The National Council of Churches of Kenya (NCCK) says the reforms stipulated under the National Dialogue Committee (NADCO) ought to be people-driven to reflect the anticipated governance and electoral reforms proposed in the report.

The Council says the report that was recently passed by Parliament and earmarked for implementation was a negotiated political compromise to a crisis in the electoral circle.

NCCK General Secretary Rev Canon Chris Kinyanjui says the country is faced with numerous challenges citing economic and health issues and called for adequate participation of the public in resolving them. He says the council is opposed to plans by Parliament to make the amendments allegedly without involving key stakeholders.

The NCCK Nairobi Region Chairman Rev. Dr. Alphonse Kanga said all sovereign power belongs to the people of Kenya and all must thus act per the constitution.

“For this reason, it is an absolute necessity that the report of the NADCO be taken to the people of Kenya for validation before it is implemented,” he said when the council addressed the press briefing at Christian Students’ Leadership Center, Ufungamano House.

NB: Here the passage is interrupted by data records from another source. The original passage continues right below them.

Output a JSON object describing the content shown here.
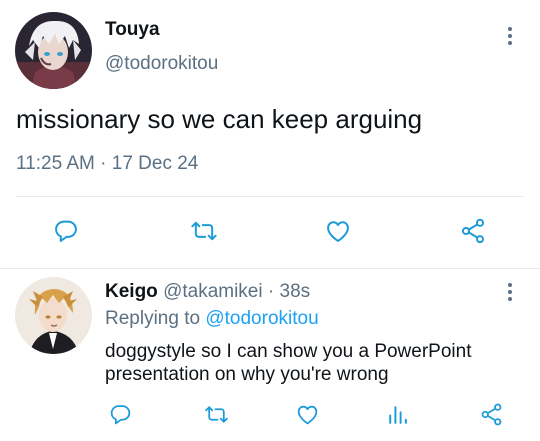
{
  "main_tweet": {
    "display_name": "Touya",
    "handle": "@todorokitou",
    "text": "missionary so we can keep arguing",
    "time": "11:25 AM",
    "separator": "·",
    "date": "17 Dec 24",
    "avatar_icon": "anime-avatar-white-hair",
    "more_icon": "more-vertical-icon"
  },
  "actions": {
    "reply_icon": "reply-icon",
    "retweet_icon": "retweet-icon",
    "like_icon": "heart-icon",
    "share_icon": "share-icon",
    "analytics_icon": "analytics-icon"
  },
  "reply_tweet": {
    "display_name": "Keigo",
    "handle": "@takamikei",
    "separator": "·",
    "age": "38s",
    "replying_to_label": "Replying to",
    "replying_to_handle": "@todorokitou",
    "text_line_1": "doggystyle so I can show you a PowerPoint",
    "text_line_2": "presentation on why you're wrong",
    "avatar_icon": "anime-avatar-blond-hair"
  },
  "colors": {
    "text_primary": "#0f1419",
    "text_secondary": "#5b7083",
    "accent": "#1da1f2",
    "icon": "#1c9bd8",
    "divider": "#e6ecf0"
  }
}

He added that the people of Kenya have a basic right to know and agree with the recommendations made by NADCO, hence it would not be proper for the National Assembly to unilaterally implement decisions that radically affect the governance and electoral environment

The Council urged both the Speakers of National Assembly and Senate to have the report published and accessed by Kenyans while at the same time calling on the Justice and Legal Affairs Committee to hold sittings in the counties to receive feedback from citizens.

He said the feedback will enable the Committee to review the Parliamentary Bills attendant to the NADCO report to reflect on the people’s wishes.

Bishop Joseph Omollo, a presiding Bishop of the Evangelical Church said electoral reforms should focus on improving governance, accountability, and legitimacy by securing peaceful, free, and credible elections and improving participation and representation of the youth, women, and persons with disabilities in elective bodies.

By Fred Odanga Azelwa